§ **PROBLEM TO WORK ON**
The records must be repeated exactly and in their entirety.

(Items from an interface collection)
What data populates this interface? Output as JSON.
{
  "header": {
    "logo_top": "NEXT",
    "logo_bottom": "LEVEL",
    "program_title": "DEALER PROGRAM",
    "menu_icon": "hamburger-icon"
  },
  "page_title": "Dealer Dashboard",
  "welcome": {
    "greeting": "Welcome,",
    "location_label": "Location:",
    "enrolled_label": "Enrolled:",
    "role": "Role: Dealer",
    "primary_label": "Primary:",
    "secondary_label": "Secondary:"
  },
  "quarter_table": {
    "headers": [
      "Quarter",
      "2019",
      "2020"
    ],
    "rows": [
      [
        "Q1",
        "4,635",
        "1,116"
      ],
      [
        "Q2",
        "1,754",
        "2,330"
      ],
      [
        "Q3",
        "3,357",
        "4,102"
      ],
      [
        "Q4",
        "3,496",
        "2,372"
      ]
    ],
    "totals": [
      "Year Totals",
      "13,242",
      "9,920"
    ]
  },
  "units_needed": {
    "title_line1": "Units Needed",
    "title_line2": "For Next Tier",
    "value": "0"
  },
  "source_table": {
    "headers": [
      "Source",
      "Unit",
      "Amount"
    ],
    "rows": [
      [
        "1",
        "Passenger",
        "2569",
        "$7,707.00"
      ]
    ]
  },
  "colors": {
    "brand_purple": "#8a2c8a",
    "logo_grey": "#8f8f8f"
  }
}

§ **ANSWER FOR THE TASK**
What data populates this interface? Output as JSON.
{
  "header": {
    "logo_top": "NEXT",
    "logo_bottom": "LEVEL",
    "program_title": "DEALER PROGRAM",
    "menu_icon": "hamburger-icon"
  },
  "page_title": "Dealer Dashboard",
  "welcome": {
    "greeting": "Welcome,",
    "location_label": "Location:",
    "enrolled_label": "Enrolled:",
    "role": "Role: Dealer",
    "primary_label": "Primary:",
    "secondary_label": "Secondary:"
  },
  "quarter_table": {
    "headers": [
      "Quarter",
      "2019",
      "2020"
    ],
    "rows": [
      [
        "Q1",
        "4,635",
        "1,116"
      ],
      [
        "Q2",
        "1,754",
        "2,330"
      ],
      [
        "Q3",
        "3,357",
        "4,102"
      ],
      [
        "Q4",
        "3,496",
        "2,372"
      ]
    ],
    "totals": [
      "Year Totals",
      "13,242",
      "9,920"
    ]
  },
  "units_needed": {
    "title_line1": "Units Needed",
    "title_line2": "For Next Tier",
    "value": "0"
  },
  "source_table": {
    "headers": [
      "Source",
      "Unit",
      "Amount"
    ],
    "rows": [
      [
        "1",
        "Passenger",
        "2569",
        "$7,707.00"
      ]
    ]
  },
  "colors": {
    "brand_purple": "#8a2c8a",
    "logo_grey": "#8f8f8f"
  }
}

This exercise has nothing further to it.